As we navigate the complexities of education, let us remember the profound impact that a trauma-informed approach can have on the well-being of our students and educators alike. Let us celebrate the resilience and strength within each member of our school community, and let us continue to prioritize mental wellness as we shape the future together.

This Mental Health Awareness Month, let us recommit ourselves to creating schools where every individual feels seen, heard, and valued. Together, we can build a brighter, more resilient future for our students and educators alike.

Cultivating Resilience: A Blueprint for Educators

In the bustling corridors of our schools, amidst the laughter and the learning, there exists a silent yet powerful force: resilience. The inner strength that propels our students forward, even in the face of adversity. As educators, we have the privilege and the responsibility to nurture this resilience, to foster environments where every child can thrive. Today, let’s explore how we can put this into action within our learning environments.

Step 1: Embrace Social-Emotional Learning (SEL) Skills

  • Integrate SEL into your curriculum: Infuse lessons with opportunities for students to explore and develop their emotional intelligence, self-awareness, and relationship-building skills.
  • Model SEL in action: Be intentional about demonstrating empathy, active listening, and conflict resolution in your interactions with students and colleagues.
  • Provide SEL resources: Equip students with tools and resources—such as mindfulness exercises, emotion regulation strategies, and problem-solving techniques—to navigate challenges and build resilience.

Step 2: Foster a Sense of Belonging and Inclusion

  • Create a welcoming environment: Set the tone for inclusivity by decorating your classroom with diverse representations and affirming messages that celebrate the uniqueness of each student.
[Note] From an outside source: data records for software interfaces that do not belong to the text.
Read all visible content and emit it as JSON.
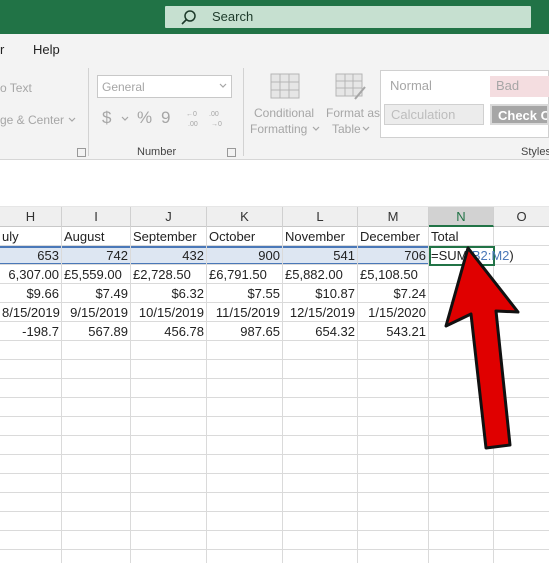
{
  "search": {
    "label": "Search"
  },
  "menu": {
    "partial_left": "r",
    "help": "Help"
  },
  "ribbon": {
    "wrap_text_partial": "o Text",
    "merge_partial": "ge & Center",
    "number_format": "General",
    "currency_symbol": "$",
    "percent_symbol": "%",
    "comma_symbol": "9",
    "number_group_label": "Number",
    "conditional_formatting_1": "Conditional",
    "conditional_formatting_2": "Formatting",
    "format_as_table_1": "Format as",
    "format_as_table_2": "Table",
    "styles_group_label": "Styles",
    "style_normal": "Normal",
    "style_bad": "Bad",
    "style_calculation": "Calculation",
    "style_check_cell": "Check Ce"
  },
  "columns": [
    "H",
    "I",
    "J",
    "K",
    "L",
    "M",
    "N",
    "O"
  ],
  "selected_column": "N",
  "rows": [
    [
      "uly",
      "August",
      "September",
      "October",
      "November",
      "December",
      "Total"
    ],
    [
      "653",
      "742",
      "432",
      "900",
      "541",
      "706",
      ""
    ],
    [
      "6,307.00",
      "£5,559.00",
      "£2,728.50",
      "£6,791.50",
      "£5,882.00",
      "£5,108.50",
      ""
    ],
    [
      "$9.66",
      "$7.49",
      "$6.32",
      "$7.55",
      "$10.87",
      "$7.24",
      ""
    ],
    [
      "8/15/2019",
      "9/15/2019",
      "10/15/2019",
      "11/15/2019",
      "12/15/2019",
      "1/15/2020",
      ""
    ],
    [
      "-198.7",
      "567.89",
      "456.78",
      "987.65",
      "654.32",
      "543.21",
      ""
    ]
  ],
  "formula": {
    "prefix": "=SUM(",
    "range": "B2:M2",
    "suffix": ")"
  },
  "colors": {
    "excel_green": "#217346",
    "arrow_red": "#e00000",
    "selection_blue": "#4a78b8"
  }
}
Remember to greet each student by name upon their arrival to set an immediate warm tone each day!
  • Promote student voice and agency: Empower students to contribute their ideas, opinions, and perspectives to classroom discussions and decision-making processes.
  • Establish supportive relationships: Cultivate trusting relationships with your students by showing genuine interest in their well-being, offering encouragement and praise, and providing opportunities for one-on-one check-ins.

Step 3: Provide Access to Mental Health Support Resources

  • Offer counseling services: Partner with school counselors or mental health professionals to provide confidential support and resources for students experiencing emotional distress or mental health challenges as needed.
  • Implement mindfulness practices: Integrate mindfulness activities, such as deep breathing exercises, guided movement, or calming music into your daily routine to help students manage stress and enhance their well-being.
  • Collaborate with community organizations: Forge partnerships with local mental health agencies, nonprofit organizations, or youth centers to expand access to mental health services and support networks for students and families while reducing the stigma of accessing these types of supports.

Step 4: Reflect, Adapt, and Grow

  • Regularly assess student needs: Use informal check-ins, surveys, or classroom circle discussions to gather student feedback about their social-emotional well-being and identify areas for growth.
  • Reflect on your practices: Take time to reflect on your teaching strategies, classroom management techniques, and interactions with students to identify opportunities for improvement and refine your approach.
  • Stay informed and connected: Stay up to date on the latest research, best practices, and professional development opportunities related to trauma-informed care, restorative practices, and student well-being. Remember to be curious and apply a strengths-based mindset throughout your daily routines to help put your learning into practice.

By following these steps, we can create learning environments that foster academic achievement and nurture every student’s resilience and well-being. Let’s embark on this journey of cultivating resilience, one lesson, one interaction, and one heart at a time.